Maps are Territories

Science is an atlas

A portfolio of exhibits

Woodcut picture of a cartographer

Possibly the earliest woodcut picture of a cartographer at work (Paul Pfintzing, Methodus geometrica, Nürnberg, 1598)

In 1987, a team of three people – Wade Chambers, David Turnbull and Helen Watson-Verran –began a systematic review and critique of the cross-cultural content of teaching materials in the academic field of *Science, Technology and Society*. In this book, one of several publications resulting from that collaboration, David Turnbull analyses maps both as a metaphor for knowledge and also as a major means of knowledge representation in a wide array of cultures. Many of the ideas presented in *Maps Are Territories* relate directly to other books in the *Imagining Nature* series, a list of which may be found on the imprint page. Underlying all books in this series is the conviction that the great nature-culture divide is an illusion, one might almost say, a figment of the Western imagination. In attempting to define our place in the world of nature, we deal not with nature on the one hand and culture on the other but rather with many and various cultural constructions of the natural world. This is really to suggest that nature, in the experience of humanity, is not singular but manifold. Understanding nature, in this larger and more intricate sense, involves close knowledge of relevant cultural traditions. Like the other books in this series, *Maps Are Territories* is conceived and structured not as a linear verbal narrative but as a progression of museum or gallery exhibits designed to exercise the skills of visualisation and visual analysis, so essential to any understanding of the basic theoretical issues of perception and cognition. A portfolio rather than a written text, each book stands alone and may be read without reference to the others. However, the full scope of the argument relating to the cultural dimensions of human perception of the natural environment will become clear only if the books are read in close conjunction. Throughout this period of course re-evaluation, discussions were held with representatives of the Deakin University Koori Teacher Education Project. Both the Koori Teacher Education Project and the Social Studies of Science course team supported the undertaking, with the aim of ensuring that Aboriginal knowledge receive more substantive and serious treatment in the University's curriculum as well as within the general forum of intellectual discussion. The course team also wishes to thank several people who read and made substantive and useful comments on sections of the Imagining nature series: Bruno Latour, John Ziman, Nancy Williams, Barry Butcher, Chris Ryan, John Clendinnen, Kingsley Palmer, Maggie Brady and Andrew Turk. David Wade Chambers 1989 Map of Australian (1827)

This map of Australia (1827), relatively accurate in its coastal profile, is filled with imaginary mountain ranges, rivers and deltas.
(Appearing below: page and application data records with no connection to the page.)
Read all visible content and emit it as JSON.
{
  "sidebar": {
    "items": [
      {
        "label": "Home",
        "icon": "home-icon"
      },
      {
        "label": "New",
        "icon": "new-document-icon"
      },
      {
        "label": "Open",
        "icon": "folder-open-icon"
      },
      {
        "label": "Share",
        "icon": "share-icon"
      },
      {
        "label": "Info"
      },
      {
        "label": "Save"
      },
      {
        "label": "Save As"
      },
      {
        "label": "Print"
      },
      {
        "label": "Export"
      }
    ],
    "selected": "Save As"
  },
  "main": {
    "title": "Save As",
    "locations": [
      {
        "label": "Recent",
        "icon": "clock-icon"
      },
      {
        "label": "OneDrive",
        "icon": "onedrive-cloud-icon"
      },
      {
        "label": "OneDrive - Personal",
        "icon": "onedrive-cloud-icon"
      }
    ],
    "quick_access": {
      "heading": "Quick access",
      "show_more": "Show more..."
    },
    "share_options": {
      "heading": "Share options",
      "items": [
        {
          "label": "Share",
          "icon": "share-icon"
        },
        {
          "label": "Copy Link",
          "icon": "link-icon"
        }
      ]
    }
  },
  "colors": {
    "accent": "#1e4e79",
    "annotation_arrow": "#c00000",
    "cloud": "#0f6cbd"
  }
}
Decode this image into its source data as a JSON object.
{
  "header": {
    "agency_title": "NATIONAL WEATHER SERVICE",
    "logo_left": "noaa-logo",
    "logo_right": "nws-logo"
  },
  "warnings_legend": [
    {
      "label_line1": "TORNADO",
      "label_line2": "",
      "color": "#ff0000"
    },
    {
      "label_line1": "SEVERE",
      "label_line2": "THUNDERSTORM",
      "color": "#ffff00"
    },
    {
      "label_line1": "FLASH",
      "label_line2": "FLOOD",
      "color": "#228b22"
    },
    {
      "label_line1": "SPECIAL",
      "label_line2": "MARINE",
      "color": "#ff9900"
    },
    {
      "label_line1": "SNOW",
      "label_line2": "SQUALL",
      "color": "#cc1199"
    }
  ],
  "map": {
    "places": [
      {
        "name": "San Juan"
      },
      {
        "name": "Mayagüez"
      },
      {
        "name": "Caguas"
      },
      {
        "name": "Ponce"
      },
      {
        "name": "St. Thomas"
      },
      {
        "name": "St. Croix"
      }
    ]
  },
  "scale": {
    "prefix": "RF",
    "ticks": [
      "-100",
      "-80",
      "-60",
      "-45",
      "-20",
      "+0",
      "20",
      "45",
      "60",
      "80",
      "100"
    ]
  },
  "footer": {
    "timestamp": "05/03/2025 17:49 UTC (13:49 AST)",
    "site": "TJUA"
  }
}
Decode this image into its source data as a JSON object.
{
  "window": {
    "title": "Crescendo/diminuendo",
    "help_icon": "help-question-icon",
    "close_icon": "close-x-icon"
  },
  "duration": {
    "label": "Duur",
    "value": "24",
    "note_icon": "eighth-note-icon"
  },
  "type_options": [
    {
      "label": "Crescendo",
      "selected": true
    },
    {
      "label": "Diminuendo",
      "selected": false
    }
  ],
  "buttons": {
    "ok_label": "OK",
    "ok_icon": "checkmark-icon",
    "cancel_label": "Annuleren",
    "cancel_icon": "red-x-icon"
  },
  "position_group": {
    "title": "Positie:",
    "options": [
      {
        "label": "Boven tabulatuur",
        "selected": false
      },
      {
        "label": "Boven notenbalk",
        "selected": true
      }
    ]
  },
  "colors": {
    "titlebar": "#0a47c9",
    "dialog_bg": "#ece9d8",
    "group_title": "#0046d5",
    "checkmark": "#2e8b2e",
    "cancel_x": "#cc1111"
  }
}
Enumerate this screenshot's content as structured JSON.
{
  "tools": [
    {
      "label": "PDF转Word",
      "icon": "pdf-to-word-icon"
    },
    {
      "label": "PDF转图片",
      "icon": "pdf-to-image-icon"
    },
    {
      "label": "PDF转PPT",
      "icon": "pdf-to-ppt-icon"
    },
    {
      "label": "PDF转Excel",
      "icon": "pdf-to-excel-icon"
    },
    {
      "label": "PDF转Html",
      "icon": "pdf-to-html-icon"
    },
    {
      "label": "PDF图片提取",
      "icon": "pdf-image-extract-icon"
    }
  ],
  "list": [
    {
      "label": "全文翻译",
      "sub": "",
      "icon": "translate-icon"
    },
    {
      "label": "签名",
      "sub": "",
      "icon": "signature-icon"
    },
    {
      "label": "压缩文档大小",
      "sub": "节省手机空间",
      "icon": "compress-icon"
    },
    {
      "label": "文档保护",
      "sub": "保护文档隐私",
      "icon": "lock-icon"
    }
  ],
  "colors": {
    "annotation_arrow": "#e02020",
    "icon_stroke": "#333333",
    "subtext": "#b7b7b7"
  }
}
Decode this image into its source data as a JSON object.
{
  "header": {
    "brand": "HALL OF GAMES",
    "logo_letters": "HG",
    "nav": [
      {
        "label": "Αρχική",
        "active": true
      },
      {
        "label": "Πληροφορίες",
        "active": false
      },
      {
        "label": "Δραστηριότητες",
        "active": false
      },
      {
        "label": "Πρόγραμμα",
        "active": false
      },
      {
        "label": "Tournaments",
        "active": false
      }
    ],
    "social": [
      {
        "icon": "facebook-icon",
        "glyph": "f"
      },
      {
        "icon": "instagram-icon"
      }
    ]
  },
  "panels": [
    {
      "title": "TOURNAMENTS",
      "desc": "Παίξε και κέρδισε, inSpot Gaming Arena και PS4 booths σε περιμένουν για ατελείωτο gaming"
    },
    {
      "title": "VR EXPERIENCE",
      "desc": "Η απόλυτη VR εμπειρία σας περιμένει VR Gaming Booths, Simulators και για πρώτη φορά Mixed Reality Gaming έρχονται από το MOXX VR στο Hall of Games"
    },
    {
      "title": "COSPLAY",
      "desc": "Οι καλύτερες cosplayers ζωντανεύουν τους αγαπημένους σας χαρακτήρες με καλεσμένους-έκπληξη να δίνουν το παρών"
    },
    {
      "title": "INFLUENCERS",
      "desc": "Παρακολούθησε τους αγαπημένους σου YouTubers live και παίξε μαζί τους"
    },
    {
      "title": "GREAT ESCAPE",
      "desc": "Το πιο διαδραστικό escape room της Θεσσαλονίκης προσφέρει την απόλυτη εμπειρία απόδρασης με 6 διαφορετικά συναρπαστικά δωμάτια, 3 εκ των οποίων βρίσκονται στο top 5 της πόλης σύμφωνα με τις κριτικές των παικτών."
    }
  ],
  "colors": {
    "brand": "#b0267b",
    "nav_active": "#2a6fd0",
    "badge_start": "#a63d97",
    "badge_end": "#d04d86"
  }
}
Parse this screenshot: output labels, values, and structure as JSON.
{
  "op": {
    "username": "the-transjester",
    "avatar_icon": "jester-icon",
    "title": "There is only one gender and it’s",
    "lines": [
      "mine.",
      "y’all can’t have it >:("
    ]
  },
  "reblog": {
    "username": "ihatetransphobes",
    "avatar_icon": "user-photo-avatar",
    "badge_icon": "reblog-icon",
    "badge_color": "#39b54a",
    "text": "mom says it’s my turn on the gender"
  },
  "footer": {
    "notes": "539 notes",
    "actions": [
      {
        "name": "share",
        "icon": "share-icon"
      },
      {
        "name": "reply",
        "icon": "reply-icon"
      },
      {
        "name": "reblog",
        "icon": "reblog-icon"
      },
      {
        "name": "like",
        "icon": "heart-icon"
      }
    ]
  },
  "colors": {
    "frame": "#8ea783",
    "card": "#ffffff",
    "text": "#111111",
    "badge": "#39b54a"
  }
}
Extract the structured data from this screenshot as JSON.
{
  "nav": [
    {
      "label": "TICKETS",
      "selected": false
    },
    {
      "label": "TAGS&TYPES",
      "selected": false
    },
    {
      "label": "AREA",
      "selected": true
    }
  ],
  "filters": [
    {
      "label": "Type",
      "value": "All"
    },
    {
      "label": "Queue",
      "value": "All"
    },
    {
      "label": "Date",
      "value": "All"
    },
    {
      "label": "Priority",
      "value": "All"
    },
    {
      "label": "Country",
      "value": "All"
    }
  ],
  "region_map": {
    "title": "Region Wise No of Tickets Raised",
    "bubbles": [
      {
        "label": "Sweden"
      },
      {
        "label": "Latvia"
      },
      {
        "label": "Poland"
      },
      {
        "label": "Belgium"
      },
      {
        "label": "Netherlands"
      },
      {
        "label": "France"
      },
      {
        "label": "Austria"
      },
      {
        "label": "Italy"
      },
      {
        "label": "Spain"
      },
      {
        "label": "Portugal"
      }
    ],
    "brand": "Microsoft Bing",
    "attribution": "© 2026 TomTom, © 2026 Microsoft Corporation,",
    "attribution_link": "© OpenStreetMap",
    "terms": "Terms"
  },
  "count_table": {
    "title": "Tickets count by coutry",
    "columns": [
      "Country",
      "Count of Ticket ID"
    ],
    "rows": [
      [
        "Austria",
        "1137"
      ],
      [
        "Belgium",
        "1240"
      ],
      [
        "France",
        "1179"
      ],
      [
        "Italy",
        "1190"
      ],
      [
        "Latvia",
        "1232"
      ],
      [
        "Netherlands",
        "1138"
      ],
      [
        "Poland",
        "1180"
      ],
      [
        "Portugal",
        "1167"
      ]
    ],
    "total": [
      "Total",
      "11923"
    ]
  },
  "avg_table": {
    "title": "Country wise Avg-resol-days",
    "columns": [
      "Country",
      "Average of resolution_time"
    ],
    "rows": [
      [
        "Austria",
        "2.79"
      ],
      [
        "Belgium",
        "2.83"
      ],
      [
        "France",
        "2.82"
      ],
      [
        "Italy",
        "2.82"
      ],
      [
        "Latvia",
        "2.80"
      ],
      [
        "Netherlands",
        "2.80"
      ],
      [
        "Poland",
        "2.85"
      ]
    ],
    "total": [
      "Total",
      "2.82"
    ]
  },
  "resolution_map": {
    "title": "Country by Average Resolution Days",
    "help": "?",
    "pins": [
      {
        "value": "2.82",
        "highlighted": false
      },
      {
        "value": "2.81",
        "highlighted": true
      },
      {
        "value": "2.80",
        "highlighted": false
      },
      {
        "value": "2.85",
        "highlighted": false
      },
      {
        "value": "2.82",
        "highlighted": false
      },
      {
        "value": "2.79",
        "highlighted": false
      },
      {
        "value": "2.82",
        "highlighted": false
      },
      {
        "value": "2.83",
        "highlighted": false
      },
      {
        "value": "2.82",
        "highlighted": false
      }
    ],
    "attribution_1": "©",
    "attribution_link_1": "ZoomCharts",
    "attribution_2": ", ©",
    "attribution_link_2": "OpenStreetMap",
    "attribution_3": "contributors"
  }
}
Its place names, grid and topographical assumptions derive from European cultural conventions unrelated to the landscape depicted, a landscape which the Aborigines had already mapped in minute and reliable detail.